¶ 7 No doubt, “[i]f a law is repugnant to the Constitution, ․ the courts ․ ‘have the power, and it is their duty, so to declare.’ “ Hoffman, ¶ 9 (quoting In re Clark's Estate, 105 Mont. 401, 411, 74 P.2d 401, 406 (1937)). But I–181 is not a “law.” More, “[t]he two recent cases in which ballot measures were stricken from the ballot for substantive constitutional infirmity were not original proceedings, but cases that originated in the district courts and were decided by this Court in the ordinary course of appeal.” Hoffman, ¶ 10 (citing MEA–MFT v. McCulloch, 2012 MT 211, 366 Mont. 266, 291 P.3d 1075; Reichert v. State, 2012 MT 111, 365 Mont. 92, 278 P.3d 455).2 As for the question of urgency, Petitioners filed this action on July 28, 2016, exactly four weeks before the Secretary of State's deadline for certifying ballot measures to election administrators for printing ballots. Even were there authority to exercise original jurisdiction here, this Court is not eager to rush consideration of constitutional questions of public importance in a hasty pre-election review of an idea that is not, and might never become, a law.
¶ 8 We express no opinion on the merits of any of Petitioners' constitutional claims.

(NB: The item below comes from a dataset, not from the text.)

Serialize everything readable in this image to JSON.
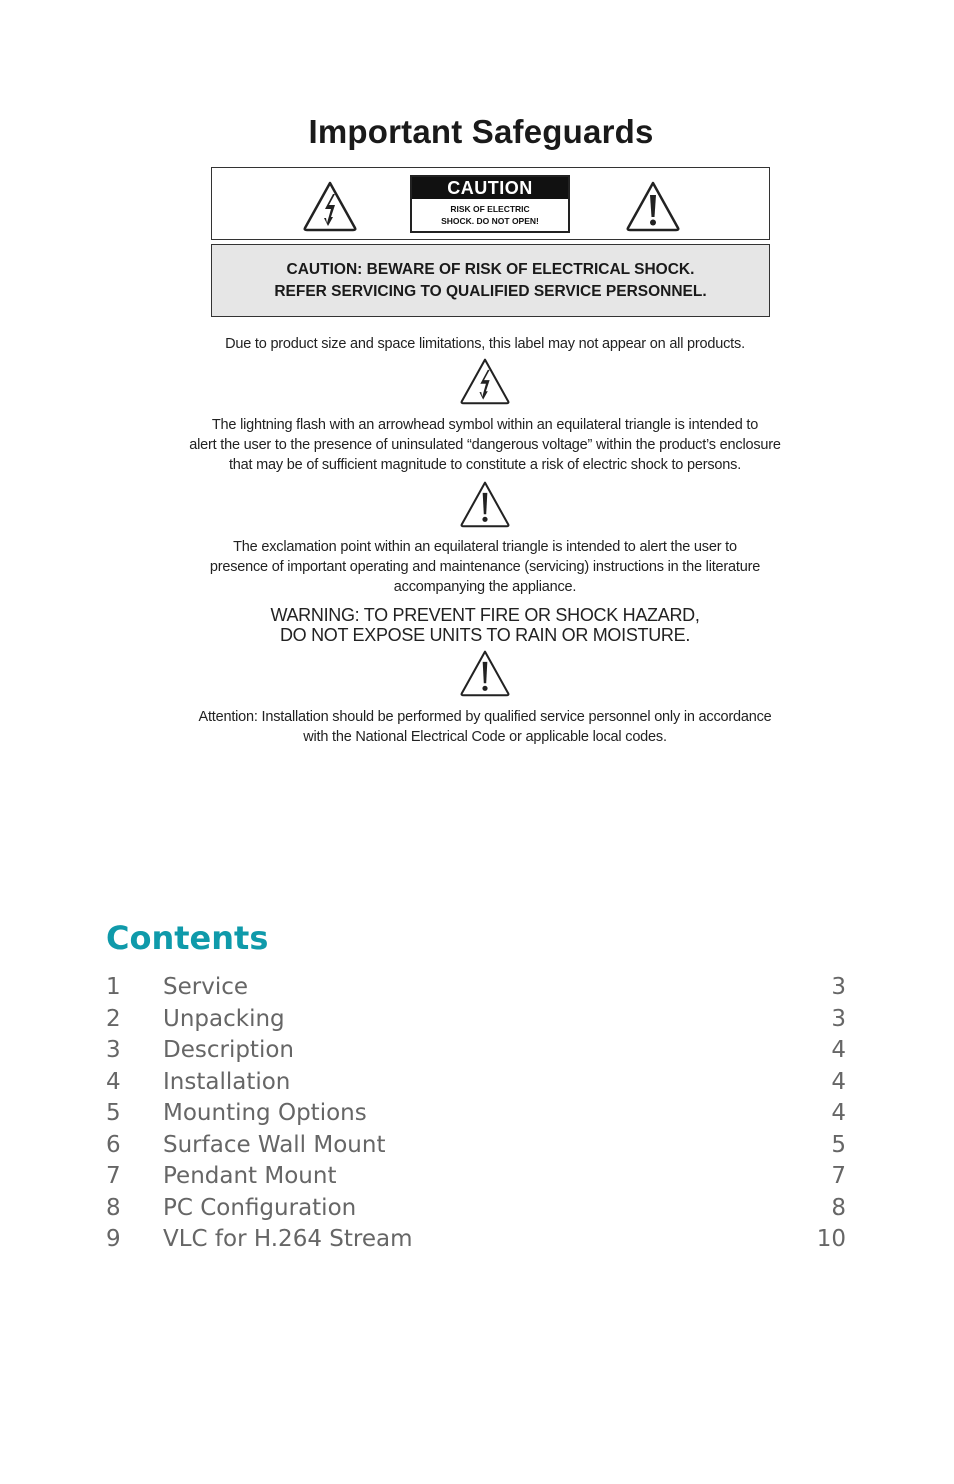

¶ 9 IT IS THEREFORE ORDERED that the Petitioners' request that this Court exercise its original jurisdiction to declare I–181 unconstitutional on its face and enjoin its certification for the November 2016 general election ballot is DENIED without prejudice to the filing of an appropriate civil action should the measure become law.
¶ 10 The Clerk is directed to provide notice of this Order to all counsel of record and to the Montana Secretary of State.
BETH BAKER, Judge.
We concur: MICHAEL E. WHEAT, PATRICIA COTTER, LAURIE McKINNON, and JIM RICE.